**WHAT NEEDS TO BE DONE**
Please print every record below exactly as written, leaving out the pictures.

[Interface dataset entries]
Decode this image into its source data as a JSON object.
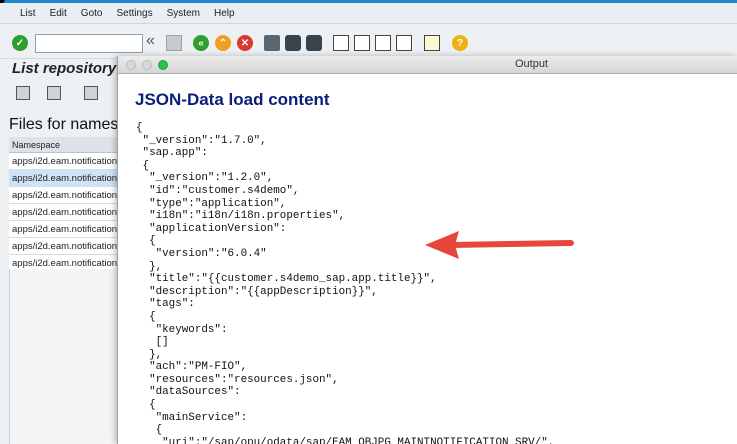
{
  "menu": [
    "List",
    "Edit",
    "Goto",
    "Settings",
    "System",
    "Help"
  ],
  "toolbar": {
    "command_field_value": "",
    "back_double_label": "«"
  },
  "left": {
    "title": "List repository",
    "heading": "Files for names",
    "column_header": "Namespace",
    "rows": [
      "apps/i2d.eam.notification",
      "apps/i2d.eam.notification",
      "apps/i2d.eam.notification",
      "apps/i2d.eam.notification",
      "apps/i2d.eam.notification",
      "apps/i2d.eam.notification",
      "apps/i2d.eam.notification"
    ],
    "selected_index": 1
  },
  "output": {
    "window_title": "Output",
    "heading": "JSON-Data load content",
    "code_lines": [
      "{",
      " \"_version\":\"1.7.0\",",
      " \"sap.app\":",
      " {",
      "  \"_version\":\"1.2.0\",",
      "  \"id\":\"customer.s4demo\",",
      "  \"type\":\"application\",",
      "  \"i18n\":\"i18n/i18n.properties\",",
      "  \"applicationVersion\":",
      "  {",
      "   \"version\":\"6.0.4\"",
      "  },",
      "  \"title\":\"{{customer.s4demo_sap.app.title}}\",",
      "  \"description\":\"{{appDescription}}\",",
      "  \"tags\":",
      "  {",
      "   \"keywords\":",
      "   []",
      "  },",
      "  \"ach\":\"PM-FIO\",",
      "  \"resources\":\"resources.json\",",
      "  \"dataSources\":",
      "  {",
      "   \"mainService\":",
      "   {",
      "    \"uri\":\"/sap/opu/odata/sap/EAM_OBJPG_MAINTNOTIFICATION_SRV/\","
    ]
  },
  "colors": {
    "accent_blue": "#1e88c8",
    "heading_navy": "#0a1f7a",
    "arrow_red": "#e8453c",
    "selection": "#cfe3f6"
  },
  "icons": [
    "check-icon",
    "back-double-icon",
    "save-icon",
    "back-icon",
    "exit-icon",
    "cancel-icon",
    "print-icon",
    "find-icon",
    "find-next-icon",
    "first-page-icon",
    "prev-page-icon",
    "next-page-icon",
    "last-page-icon",
    "bookmark-icon",
    "help-icon"
  ]
}
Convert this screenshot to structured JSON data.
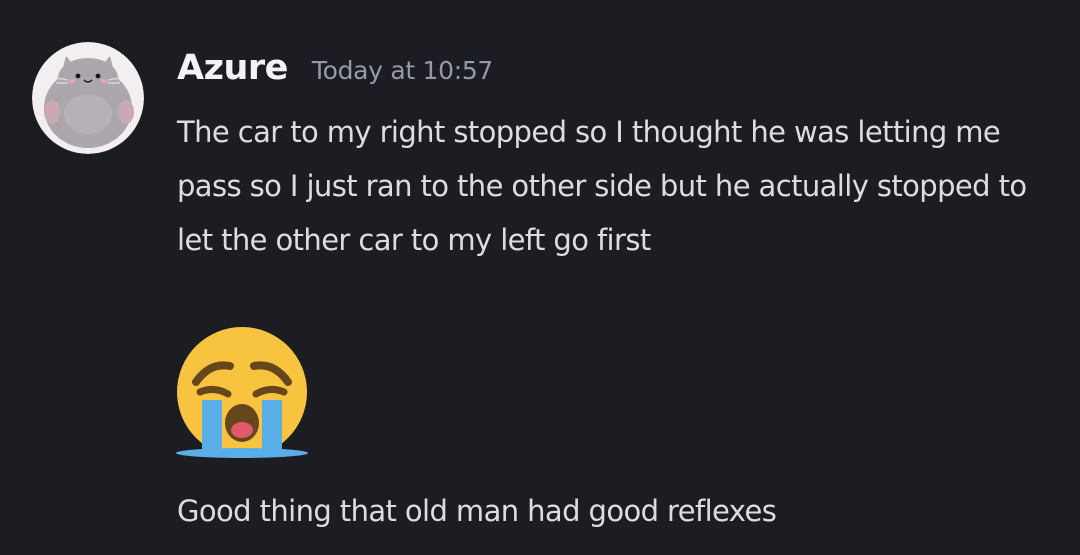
{
  "message": {
    "author": {
      "username": "Azure",
      "avatar_icon": "cat-avatar-icon"
    },
    "timestamp": "Today at 10:57",
    "content_text": "The car to my right stopped so I thought he was letting me pass so I just ran to the other side but he actually stopped to let the other car to my left go first",
    "emoji": {
      "icon": "loudly-crying-face-icon"
    },
    "followup_text": "Good thing that old man had good reflexes"
  },
  "colors": {
    "background": "#1c1d22",
    "username": "#f2f3f5",
    "timestamp": "#949ba4",
    "text": "#dbdee1",
    "emoji_face": "#f8c33e",
    "emoji_tears": "#5aaee8"
  }
}
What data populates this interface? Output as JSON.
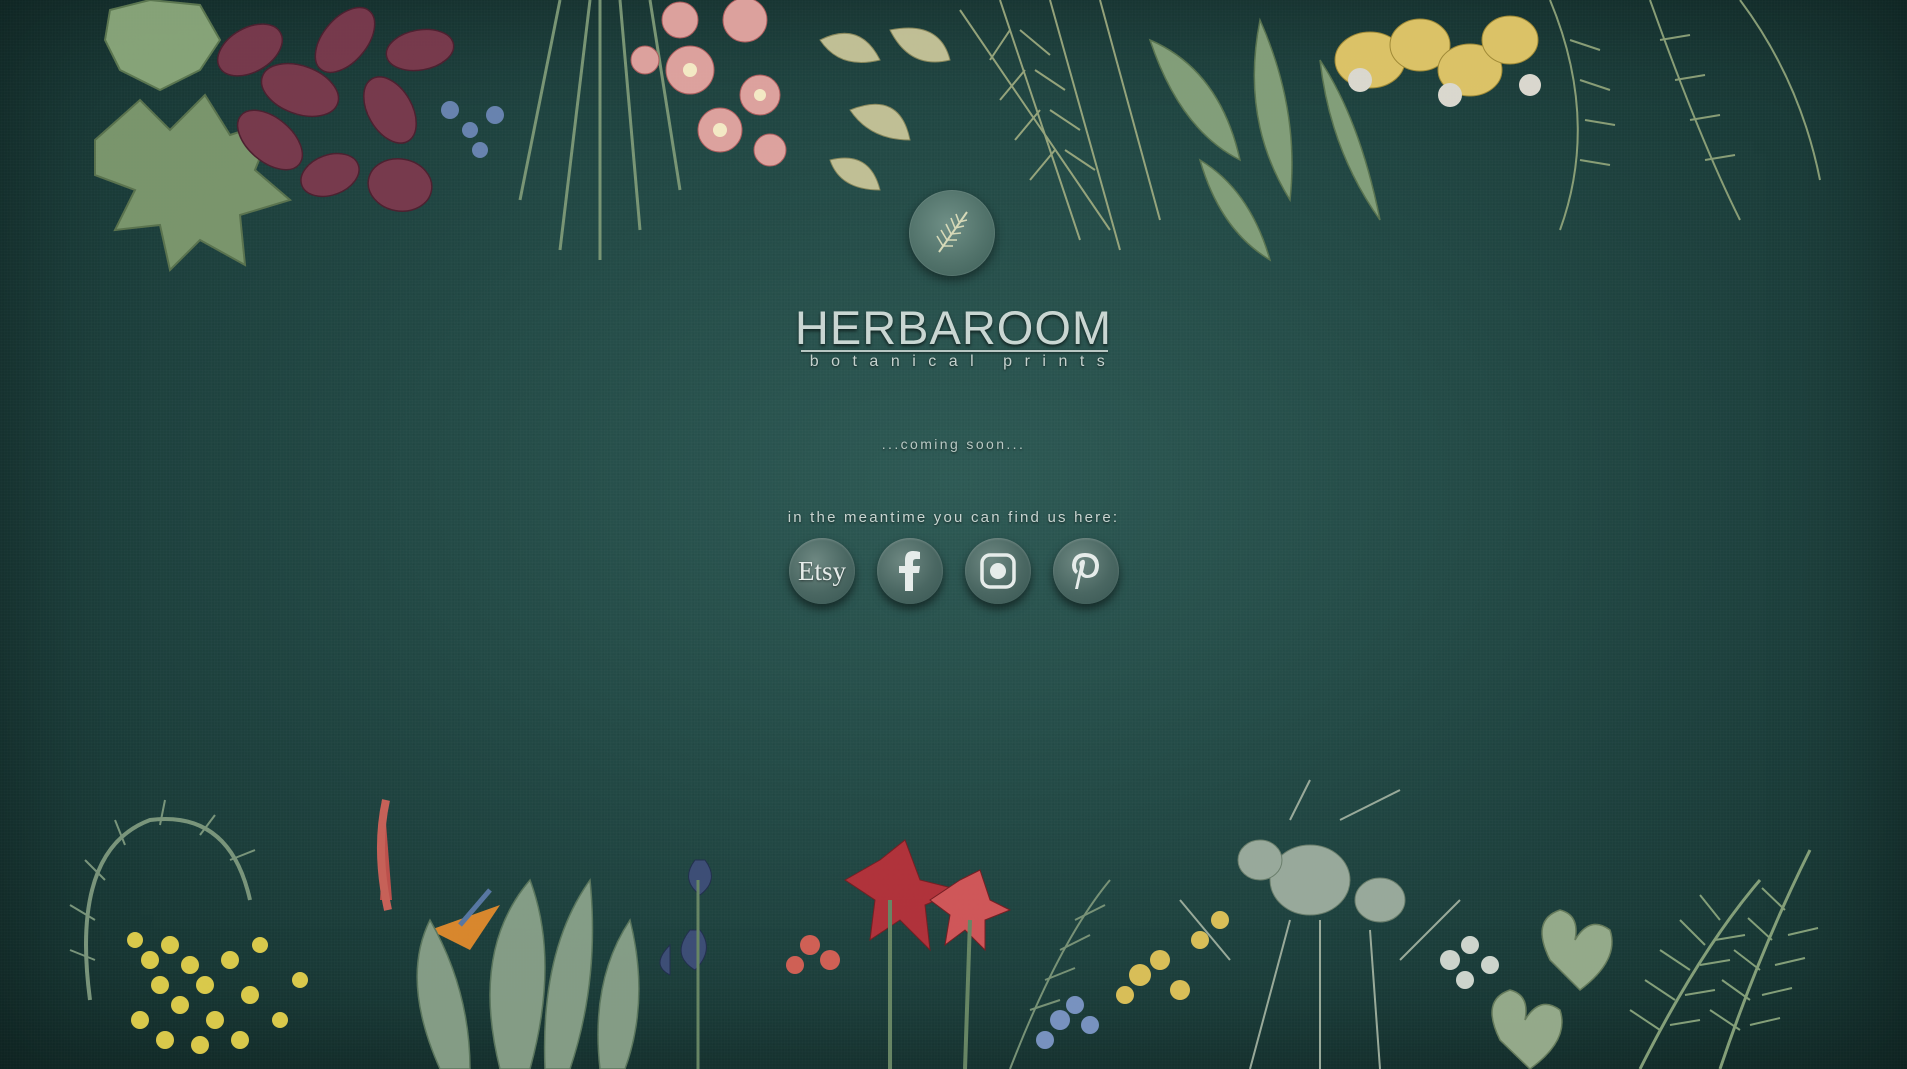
{
  "brand": {
    "name": "HERBAROOM",
    "tagline": "botanical prints",
    "logo_icon": "fern-leaf-icon"
  },
  "status": {
    "coming_soon": "...coming soon..."
  },
  "social": {
    "heading": "in the meantime you can find us here:",
    "links": [
      {
        "label": "Etsy",
        "icon": "etsy-icon"
      },
      {
        "label": "Facebook",
        "icon": "facebook-icon"
      },
      {
        "label": "Instagram",
        "icon": "instagram-icon"
      },
      {
        "label": "Pinterest",
        "icon": "pinterest-icon"
      }
    ]
  },
  "colors": {
    "background": "#234a46",
    "text": "#c9d6d2",
    "button": "#4a6762"
  }
}
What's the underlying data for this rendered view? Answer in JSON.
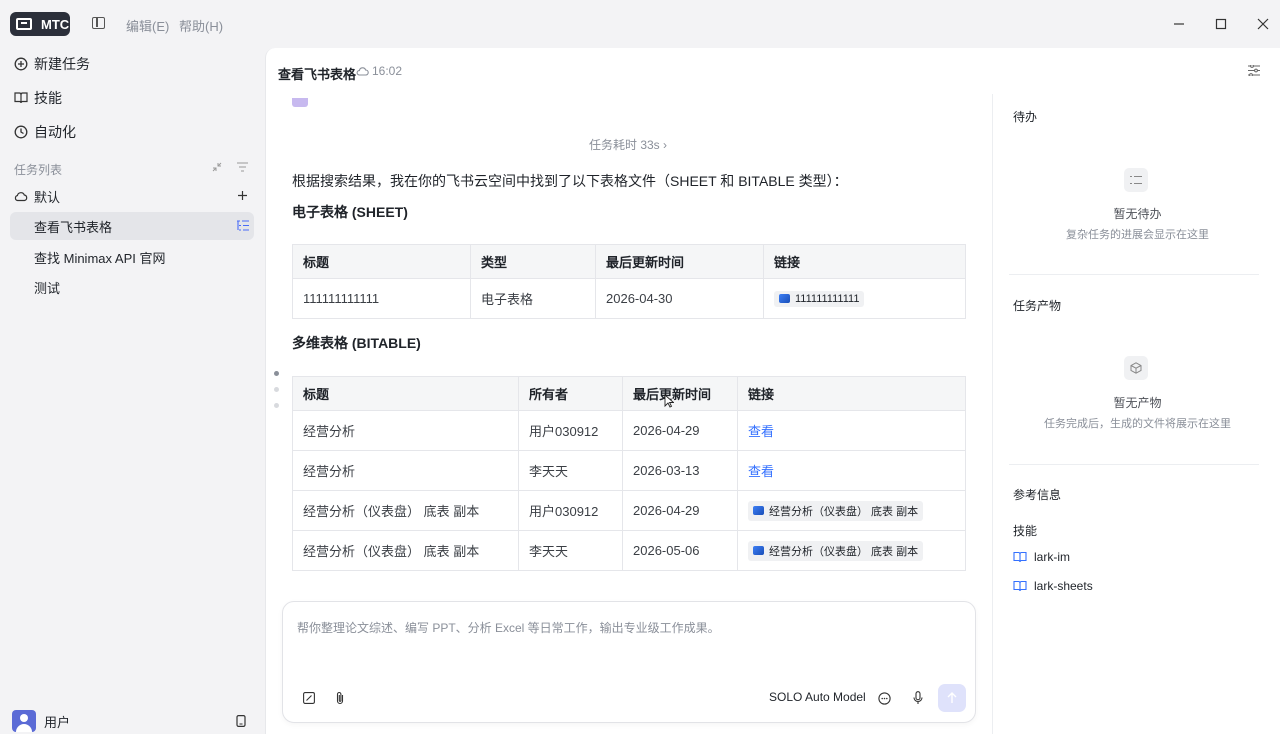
{
  "app": {
    "name": "MTC",
    "menu": [
      "编辑(E)",
      "帮助(H)"
    ]
  },
  "sidebar": {
    "nav": [
      {
        "label": "新建任务",
        "icon": "new-task-icon"
      },
      {
        "label": "技能",
        "icon": "book-icon"
      },
      {
        "label": "自动化",
        "icon": "clock-icon"
      }
    ],
    "section": "任务列表",
    "group": "默认",
    "tasks": [
      "查看飞书表格",
      "查找 Minimax API 官网",
      "测试"
    ],
    "user": "用户"
  },
  "main": {
    "title": "查看飞书表格",
    "time": "16:02",
    "elapsed": "任务耗时 33s",
    "intro": "根据搜索结果，我在你的飞书云空间中找到了以下表格文件（SHEET 和 BITABLE 类型）：",
    "sheet_heading": "电子表格 (SHEET)",
    "sheet_table": {
      "headers": [
        "标题",
        "类型",
        "最后更新时间",
        "链接"
      ],
      "rows": [
        [
          "111111111111",
          "电子表格",
          "2026-04-30",
          "111111111111"
        ]
      ]
    },
    "bitable_heading": "多维表格 (BITABLE)",
    "bitable_table": {
      "headers": [
        "标题",
        "所有者",
        "最后更新时间",
        "链接"
      ],
      "rows": [
        [
          "经营分析",
          "用户030912",
          "2026-04-29",
          "查看"
        ],
        [
          "经营分析",
          "李天天",
          "2026-03-13",
          "查看"
        ],
        [
          "经营分析（仪表盘） 底表 副本",
          "用户030912",
          "2026-04-29",
          "经营分析（仪表盘） 底表 副本"
        ],
        [
          "经营分析（仪表盘） 底表 副本",
          "李天天",
          "2026-05-06",
          "经营分析（仪表盘） 底表 副本"
        ]
      ]
    },
    "composer": {
      "placeholder": "帮你整理论文综述、编写 PPT、分析 Excel 等日常工作，输出专业级工作成果。",
      "model": "SOLO Auto Model"
    }
  },
  "right": {
    "todo_title": "待办",
    "todo_empty": "暂无待办",
    "todo_hint": "复杂任务的进展会显示在这里",
    "output_title": "任务产物",
    "output_empty": "暂无产物",
    "output_hint": "任务完成后，生成的文件将展示在这里",
    "ref_title": "参考信息",
    "skills_label": "技能",
    "skills": [
      "lark-im",
      "lark-sheets"
    ]
  }
}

**RESULT**
Decode this image into its source data as a JSON object.
{
  "menu": [
    "List",
    "Edit",
    "Goto",
    "Settings",
    "System",
    "Help"
  ],
  "toolbar": {
    "command_field_value": "",
    "back_double_label": "«"
  },
  "left": {
    "title": "List repository",
    "heading": "Files for names",
    "column_header": "Namespace",
    "rows": [
      "apps/i2d.eam.notification",
      "apps/i2d.eam.notification",
      "apps/i2d.eam.notification",
      "apps/i2d.eam.notification",
      "apps/i2d.eam.notification",
      "apps/i2d.eam.notification",
      "apps/i2d.eam.notification"
    ],
    "selected_index": 1
  },
  "output": {
    "window_title": "Output",
    "heading": "JSON-Data load content",
    "code_lines": [
      "{",
      " \"_version\":\"1.7.0\",",
      " \"sap.app\":",
      " {",
      "  \"_version\":\"1.2.0\",",
      "  \"id\":\"customer.s4demo\",",
      "  \"type\":\"application\",",
      "  \"i18n\":\"i18n/i18n.properties\",",
      "  \"applicationVersion\":",
      "  {",
      "   \"version\":\"6.0.4\"",
      "  },",
      "  \"title\":\"{{customer.s4demo_sap.app.title}}\",",
      "  \"description\":\"{{appDescription}}\",",
      "  \"tags\":",
      "  {",
      "   \"keywords\":",
      "   []",
      "  },",
      "  \"ach\":\"PM-FIO\",",
      "  \"resources\":\"resources.json\",",
      "  \"dataSources\":",
      "  {",
      "   \"mainService\":",
      "   {",
      "    \"uri\":\"/sap/opu/odata/sap/EAM_OBJPG_MAINTNOTIFICATION_SRV/\","
    ]
  },
  "colors": {
    "accent_blue": "#1e88c8",
    "heading_navy": "#0a1f7a",
    "arrow_red": "#e8453c",
    "selection": "#cfe3f6"
  },
  "icons": [
    "check-icon",
    "back-double-icon",
    "save-icon",
    "back-icon",
    "exit-icon",
    "cancel-icon",
    "print-icon",
    "find-icon",
    "find-next-icon",
    "first-page-icon",
    "prev-page-icon",
    "next-page-icon",
    "last-page-icon",
    "bookmark-icon",
    "help-icon"
  ]
}
Convert this screenshot to structured JSON data.
{
  "message": {
    "author": {
      "username": "Azure",
      "avatar_icon": "cat-avatar-icon"
    },
    "timestamp": "Today at 10:57",
    "content_text": "The car to my right stopped so I thought he was letting me pass so I just ran to the other side but he actually stopped to let the other car to my left go first",
    "emoji": {
      "icon": "loudly-crying-face-icon"
    },
    "followup_text": "Good thing that old man had good reflexes"
  },
  "colors": {
    "background": "#1c1d22",
    "username": "#f2f3f5",
    "timestamp": "#949ba4",
    "text": "#dbdee1",
    "emoji_face": "#f8c33e",
    "emoji_tears": "#5aaee8"
  }
}
What data populates this interface? Output as JSON.
{
  "brand": {
    "name": "HERBAROOM",
    "tagline": "botanical prints",
    "logo_icon": "fern-leaf-icon"
  },
  "status": {
    "coming_soon": "...coming soon..."
  },
  "social": {
    "heading": "in the meantime you can find us here:",
    "links": [
      {
        "label": "Etsy",
        "icon": "etsy-icon"
      },
      {
        "label": "Facebook",
        "icon": "facebook-icon"
      },
      {
        "label": "Instagram",
        "icon": "instagram-icon"
      },
      {
        "label": "Pinterest",
        "icon": "pinterest-icon"
      }
    ]
  },
  "colors": {
    "background": "#234a46",
    "text": "#c9d6d2",
    "button": "#4a6762"
  }
}
What's the underlying data for this rendered view? Answer in JSON.
{
  "app": {
    "name": "MTC",
    "menu": [
      "编辑(E)",
      "帮助(H)"
    ]
  },
  "sidebar": {
    "nav": [
      {
        "label": "新建任务",
        "icon": "new-task-icon"
      },
      {
        "label": "技能",
        "icon": "book-icon"
      },
      {
        "label": "自动化",
        "icon": "clock-icon"
      }
    ],
    "section": "任务列表",
    "group": "默认",
    "tasks": [
      "查看飞书表格",
      "查找 Minimax API 官网",
      "测试"
    ],
    "user": "用户"
  },
  "main": {
    "title": "查看飞书表格",
    "time": "16:02",
    "elapsed": "任务耗时 33s",
    "intro": "根据搜索结果，我在你的飞书云空间中找到了以下表格文件（SHEET 和 BITABLE 类型）：",
    "sheet_heading": "电子表格 (SHEET)",
    "sheet_table": {
      "headers": [
        "标题",
        "类型",
        "最后更新时间",
        "链接"
      ],
      "rows": [
        [
          "111111111111",
          "电子表格",
          "2026-04-30",
          "111111111111"
        ]
      ]
    },
    "bitable_heading": "多维表格 (BITABLE)",
    "bitable_table": {
      "headers": [
        "标题",
        "所有者",
        "最后更新时间",
        "链接"
      ],
      "rows": [
        [
          "经营分析",
          "用户030912",
          "2026-04-29",
          "查看"
        ],
        [
          "经营分析",
          "李天天",
          "2026-03-13",
          "查看"
        ],
        [
          "经营分析（仪表盘） 底表 副本",
          "用户030912",
          "2026-04-29",
          "经营分析（仪表盘） 底表 副本"
        ],
        [
          "经营分析（仪表盘） 底表 副本",
          "李天天",
          "2026-05-06",
          "经营分析（仪表盘） 底表 副本"
        ]
      ]
    },
    "composer": {
      "placeholder": "帮你整理论文综述、编写 PPT、分析 Excel 等日常工作，输出专业级工作成果。",
      "model": "SOLO Auto Model"
    }
  },
  "right": {
    "todo_title": "待办",
    "todo_empty": "暂无待办",
    "todo_hint": "复杂任务的进展会显示在这里",
    "output_title": "任务产物",
    "output_empty": "暂无产物",
    "output_hint": "任务完成后，生成的文件将展示在这里",
    "ref_title": "参考信息",
    "skills_label": "技能",
    "skills": [
      "lark-im",
      "lark-sheets"
    ]
  }
}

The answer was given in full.